When you first walk through the Dingle Park or Lakeside Park in Oakville, you might think they trim the grass very close to the ground. That’s until you round a bend and meet the lawn crew at work. No lawnmowers, no noise to speak of, just a crew of very industrious locals.
By my count, the large flock held 23 goslings and there was another 2 still kept under close guard by their own parents. Combined with the 10 adult geese in charge, that makes about 35 geese working to trim those pesky fescues. I don’t think Oakville will need a gasoline-powered motor any time soon.
You may notice that most of the goslings are in one large group. Several pairs of parents were guarding the periphery of this crèche. Sometimes assertive Canada Geese parents will end up with a super-size family and no extra help. In those cases the original parents have either deserted their offspring or been driven off by a more aggressive pair.

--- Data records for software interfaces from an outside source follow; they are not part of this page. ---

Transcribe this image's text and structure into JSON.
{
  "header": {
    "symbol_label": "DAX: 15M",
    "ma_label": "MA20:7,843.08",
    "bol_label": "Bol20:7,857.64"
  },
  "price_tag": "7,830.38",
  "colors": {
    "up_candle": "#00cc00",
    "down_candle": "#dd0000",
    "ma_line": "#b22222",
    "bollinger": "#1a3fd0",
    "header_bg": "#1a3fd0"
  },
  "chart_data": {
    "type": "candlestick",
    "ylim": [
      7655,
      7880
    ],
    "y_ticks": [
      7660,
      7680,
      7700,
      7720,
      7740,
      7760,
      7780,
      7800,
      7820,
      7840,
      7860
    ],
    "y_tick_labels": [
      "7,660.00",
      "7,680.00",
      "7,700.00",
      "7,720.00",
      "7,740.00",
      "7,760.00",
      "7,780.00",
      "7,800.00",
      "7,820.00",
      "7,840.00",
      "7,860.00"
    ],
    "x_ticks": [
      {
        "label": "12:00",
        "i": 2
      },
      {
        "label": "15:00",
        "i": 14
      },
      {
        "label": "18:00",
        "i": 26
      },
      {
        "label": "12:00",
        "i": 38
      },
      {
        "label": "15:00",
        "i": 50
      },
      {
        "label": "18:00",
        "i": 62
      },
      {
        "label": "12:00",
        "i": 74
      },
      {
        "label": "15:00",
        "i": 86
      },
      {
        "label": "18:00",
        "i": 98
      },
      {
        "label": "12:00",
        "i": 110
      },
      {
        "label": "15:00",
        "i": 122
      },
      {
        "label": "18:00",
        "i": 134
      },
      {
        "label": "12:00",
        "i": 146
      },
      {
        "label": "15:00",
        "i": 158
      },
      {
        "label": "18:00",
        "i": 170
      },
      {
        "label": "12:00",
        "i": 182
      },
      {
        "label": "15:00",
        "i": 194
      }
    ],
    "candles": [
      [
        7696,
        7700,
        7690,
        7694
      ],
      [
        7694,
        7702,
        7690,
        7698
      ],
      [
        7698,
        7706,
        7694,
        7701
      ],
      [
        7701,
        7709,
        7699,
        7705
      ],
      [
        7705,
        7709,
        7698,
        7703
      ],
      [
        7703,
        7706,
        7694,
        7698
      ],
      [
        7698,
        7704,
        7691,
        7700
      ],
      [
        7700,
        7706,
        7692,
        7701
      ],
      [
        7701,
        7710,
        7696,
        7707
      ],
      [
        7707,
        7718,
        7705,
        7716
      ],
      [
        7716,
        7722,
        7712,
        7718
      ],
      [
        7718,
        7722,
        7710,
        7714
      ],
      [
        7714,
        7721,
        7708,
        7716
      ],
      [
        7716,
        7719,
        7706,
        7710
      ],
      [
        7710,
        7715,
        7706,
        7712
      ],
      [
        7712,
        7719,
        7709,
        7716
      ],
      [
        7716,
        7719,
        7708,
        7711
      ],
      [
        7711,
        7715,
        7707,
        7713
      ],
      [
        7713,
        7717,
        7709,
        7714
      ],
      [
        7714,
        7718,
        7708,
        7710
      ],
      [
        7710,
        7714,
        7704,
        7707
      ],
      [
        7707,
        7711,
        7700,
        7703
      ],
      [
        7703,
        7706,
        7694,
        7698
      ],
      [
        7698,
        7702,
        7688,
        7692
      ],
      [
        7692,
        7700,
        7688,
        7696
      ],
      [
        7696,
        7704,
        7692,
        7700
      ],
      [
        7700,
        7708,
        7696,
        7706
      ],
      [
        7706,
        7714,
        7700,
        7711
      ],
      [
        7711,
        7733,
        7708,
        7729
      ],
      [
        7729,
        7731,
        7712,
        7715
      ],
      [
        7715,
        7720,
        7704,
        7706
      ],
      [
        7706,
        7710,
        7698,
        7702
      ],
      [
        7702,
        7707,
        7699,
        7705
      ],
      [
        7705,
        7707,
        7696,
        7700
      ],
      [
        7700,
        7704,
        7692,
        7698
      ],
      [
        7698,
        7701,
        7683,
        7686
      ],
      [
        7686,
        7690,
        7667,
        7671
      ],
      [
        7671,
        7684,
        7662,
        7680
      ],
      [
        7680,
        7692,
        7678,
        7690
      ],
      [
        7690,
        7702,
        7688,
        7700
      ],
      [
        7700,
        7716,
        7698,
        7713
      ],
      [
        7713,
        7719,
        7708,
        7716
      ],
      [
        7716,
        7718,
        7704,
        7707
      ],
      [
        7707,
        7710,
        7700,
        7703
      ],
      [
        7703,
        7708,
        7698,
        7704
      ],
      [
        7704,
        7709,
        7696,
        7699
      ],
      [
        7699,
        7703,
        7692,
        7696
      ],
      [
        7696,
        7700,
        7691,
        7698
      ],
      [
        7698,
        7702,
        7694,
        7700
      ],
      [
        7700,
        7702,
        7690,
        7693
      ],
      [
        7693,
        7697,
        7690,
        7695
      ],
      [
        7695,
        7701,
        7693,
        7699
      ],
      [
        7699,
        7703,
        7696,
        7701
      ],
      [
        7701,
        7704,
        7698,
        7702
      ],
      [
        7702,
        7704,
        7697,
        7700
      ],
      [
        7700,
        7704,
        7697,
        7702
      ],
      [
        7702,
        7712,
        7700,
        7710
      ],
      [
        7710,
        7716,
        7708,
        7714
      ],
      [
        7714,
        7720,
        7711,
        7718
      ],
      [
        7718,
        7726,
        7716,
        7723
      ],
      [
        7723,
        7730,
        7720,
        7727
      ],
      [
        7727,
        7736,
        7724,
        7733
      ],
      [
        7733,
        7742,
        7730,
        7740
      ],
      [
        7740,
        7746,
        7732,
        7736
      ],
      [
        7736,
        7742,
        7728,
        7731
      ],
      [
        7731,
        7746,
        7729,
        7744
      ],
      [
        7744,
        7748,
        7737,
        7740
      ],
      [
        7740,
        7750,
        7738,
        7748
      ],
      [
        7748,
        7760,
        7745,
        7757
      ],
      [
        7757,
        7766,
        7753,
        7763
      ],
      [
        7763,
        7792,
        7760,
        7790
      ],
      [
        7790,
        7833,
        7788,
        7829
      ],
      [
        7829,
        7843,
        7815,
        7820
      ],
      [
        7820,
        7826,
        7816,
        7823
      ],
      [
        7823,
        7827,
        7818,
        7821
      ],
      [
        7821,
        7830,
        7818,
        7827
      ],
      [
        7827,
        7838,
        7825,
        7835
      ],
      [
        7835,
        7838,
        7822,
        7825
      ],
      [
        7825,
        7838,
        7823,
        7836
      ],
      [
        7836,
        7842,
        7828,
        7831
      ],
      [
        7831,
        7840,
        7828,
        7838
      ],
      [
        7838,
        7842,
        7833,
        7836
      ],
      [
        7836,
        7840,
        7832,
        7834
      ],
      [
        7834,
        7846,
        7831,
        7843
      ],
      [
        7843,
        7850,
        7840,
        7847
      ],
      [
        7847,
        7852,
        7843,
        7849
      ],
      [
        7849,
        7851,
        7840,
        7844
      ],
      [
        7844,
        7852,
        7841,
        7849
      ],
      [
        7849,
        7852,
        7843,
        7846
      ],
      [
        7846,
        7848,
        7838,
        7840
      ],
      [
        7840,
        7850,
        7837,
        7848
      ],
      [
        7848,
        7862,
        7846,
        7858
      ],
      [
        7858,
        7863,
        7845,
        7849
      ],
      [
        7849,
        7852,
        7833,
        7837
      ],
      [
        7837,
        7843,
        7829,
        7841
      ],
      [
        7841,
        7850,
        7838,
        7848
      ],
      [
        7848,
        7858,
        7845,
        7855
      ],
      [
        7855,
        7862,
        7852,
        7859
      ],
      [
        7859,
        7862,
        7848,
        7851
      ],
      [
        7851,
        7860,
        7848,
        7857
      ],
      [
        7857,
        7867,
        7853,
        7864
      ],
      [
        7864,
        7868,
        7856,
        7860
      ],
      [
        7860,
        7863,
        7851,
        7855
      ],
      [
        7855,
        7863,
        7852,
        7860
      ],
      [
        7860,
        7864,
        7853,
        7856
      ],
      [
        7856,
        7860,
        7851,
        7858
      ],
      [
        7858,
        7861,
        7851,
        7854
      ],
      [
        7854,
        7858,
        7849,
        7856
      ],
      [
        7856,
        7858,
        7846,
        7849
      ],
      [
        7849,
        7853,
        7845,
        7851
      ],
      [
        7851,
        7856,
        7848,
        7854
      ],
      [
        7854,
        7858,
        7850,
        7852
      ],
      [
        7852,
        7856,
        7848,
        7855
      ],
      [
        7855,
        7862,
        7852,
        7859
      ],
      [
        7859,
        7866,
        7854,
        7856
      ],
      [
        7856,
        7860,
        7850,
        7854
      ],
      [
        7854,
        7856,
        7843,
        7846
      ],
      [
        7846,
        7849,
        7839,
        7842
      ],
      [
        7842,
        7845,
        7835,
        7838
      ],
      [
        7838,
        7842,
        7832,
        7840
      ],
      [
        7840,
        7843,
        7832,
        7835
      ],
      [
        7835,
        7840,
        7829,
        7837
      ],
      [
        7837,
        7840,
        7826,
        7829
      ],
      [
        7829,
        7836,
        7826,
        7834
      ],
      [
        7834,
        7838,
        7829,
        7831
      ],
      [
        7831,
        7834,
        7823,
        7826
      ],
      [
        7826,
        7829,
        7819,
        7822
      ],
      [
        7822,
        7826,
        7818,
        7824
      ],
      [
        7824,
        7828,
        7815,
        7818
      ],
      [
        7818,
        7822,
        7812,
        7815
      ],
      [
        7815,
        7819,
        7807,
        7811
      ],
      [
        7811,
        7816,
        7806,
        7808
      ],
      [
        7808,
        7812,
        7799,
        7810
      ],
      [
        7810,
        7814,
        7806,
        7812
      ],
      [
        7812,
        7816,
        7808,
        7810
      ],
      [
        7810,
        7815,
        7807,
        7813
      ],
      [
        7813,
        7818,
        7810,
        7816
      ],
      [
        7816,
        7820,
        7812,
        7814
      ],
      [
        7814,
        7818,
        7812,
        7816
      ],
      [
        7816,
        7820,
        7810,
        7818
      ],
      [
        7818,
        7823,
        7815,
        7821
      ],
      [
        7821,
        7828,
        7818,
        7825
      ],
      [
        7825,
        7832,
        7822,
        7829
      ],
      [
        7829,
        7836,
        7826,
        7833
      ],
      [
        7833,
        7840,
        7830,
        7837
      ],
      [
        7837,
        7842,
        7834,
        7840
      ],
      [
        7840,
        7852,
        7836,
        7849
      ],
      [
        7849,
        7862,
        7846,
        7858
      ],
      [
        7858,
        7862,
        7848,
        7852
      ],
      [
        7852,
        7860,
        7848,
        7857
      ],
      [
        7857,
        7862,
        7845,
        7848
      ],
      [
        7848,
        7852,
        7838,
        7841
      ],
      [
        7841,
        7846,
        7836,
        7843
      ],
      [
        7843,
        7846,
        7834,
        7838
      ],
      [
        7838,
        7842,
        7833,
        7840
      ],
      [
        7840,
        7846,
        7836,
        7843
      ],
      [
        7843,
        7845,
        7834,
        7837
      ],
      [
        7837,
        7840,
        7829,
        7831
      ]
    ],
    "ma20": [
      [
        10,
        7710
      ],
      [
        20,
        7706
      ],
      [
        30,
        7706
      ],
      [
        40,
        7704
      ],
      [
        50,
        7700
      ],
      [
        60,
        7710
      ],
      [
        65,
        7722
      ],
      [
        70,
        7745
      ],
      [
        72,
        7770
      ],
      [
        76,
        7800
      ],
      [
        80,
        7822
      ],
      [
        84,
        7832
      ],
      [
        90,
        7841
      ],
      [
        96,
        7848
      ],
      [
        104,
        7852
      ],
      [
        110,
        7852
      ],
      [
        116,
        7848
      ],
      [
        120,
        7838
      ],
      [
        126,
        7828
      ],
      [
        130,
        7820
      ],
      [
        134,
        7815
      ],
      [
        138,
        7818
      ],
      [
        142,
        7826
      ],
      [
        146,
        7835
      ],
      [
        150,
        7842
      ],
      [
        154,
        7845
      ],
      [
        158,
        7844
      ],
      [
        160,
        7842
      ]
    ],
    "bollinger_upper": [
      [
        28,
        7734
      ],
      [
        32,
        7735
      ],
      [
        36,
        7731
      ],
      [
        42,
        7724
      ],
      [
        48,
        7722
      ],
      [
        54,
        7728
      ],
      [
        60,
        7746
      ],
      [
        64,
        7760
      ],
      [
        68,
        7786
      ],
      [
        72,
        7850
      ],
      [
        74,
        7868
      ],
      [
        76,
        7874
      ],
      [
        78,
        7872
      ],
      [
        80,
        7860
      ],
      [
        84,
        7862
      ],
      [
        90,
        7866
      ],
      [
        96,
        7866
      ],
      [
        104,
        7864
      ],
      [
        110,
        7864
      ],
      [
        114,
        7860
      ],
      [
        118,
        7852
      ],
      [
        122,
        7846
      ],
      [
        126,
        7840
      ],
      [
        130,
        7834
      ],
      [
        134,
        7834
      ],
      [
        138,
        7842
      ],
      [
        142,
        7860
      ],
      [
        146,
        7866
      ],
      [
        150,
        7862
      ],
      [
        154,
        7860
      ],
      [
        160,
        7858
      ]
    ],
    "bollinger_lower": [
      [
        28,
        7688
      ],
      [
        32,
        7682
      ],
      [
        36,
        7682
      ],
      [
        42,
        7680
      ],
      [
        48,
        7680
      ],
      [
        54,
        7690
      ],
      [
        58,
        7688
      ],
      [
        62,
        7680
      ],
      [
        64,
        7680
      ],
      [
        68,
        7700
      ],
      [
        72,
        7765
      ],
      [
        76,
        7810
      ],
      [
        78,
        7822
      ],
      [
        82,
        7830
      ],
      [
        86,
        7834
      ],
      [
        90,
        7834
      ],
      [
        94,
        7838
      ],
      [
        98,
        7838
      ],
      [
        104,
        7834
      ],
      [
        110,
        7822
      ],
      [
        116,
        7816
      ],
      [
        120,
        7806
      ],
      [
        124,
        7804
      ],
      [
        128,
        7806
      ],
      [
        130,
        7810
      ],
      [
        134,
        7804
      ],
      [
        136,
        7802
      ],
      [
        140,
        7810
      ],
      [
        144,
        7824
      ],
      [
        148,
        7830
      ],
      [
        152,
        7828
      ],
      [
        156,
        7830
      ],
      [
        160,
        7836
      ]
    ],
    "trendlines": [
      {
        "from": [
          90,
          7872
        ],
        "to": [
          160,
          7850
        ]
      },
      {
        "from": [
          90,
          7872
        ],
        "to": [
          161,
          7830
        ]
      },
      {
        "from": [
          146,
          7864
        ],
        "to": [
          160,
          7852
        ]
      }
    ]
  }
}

The water droplets fly as this gosling preens after a refreshing dip in chilly Lake Ontario.
According to Cornell University, one of the oldest known Canada Geese lived for 30 years. That’s a lot of lawn grass!
Have you got geese? Is the poop a problem or is the beak-trimmed grass worth a little inconvenience? Please share your experiences with a comment.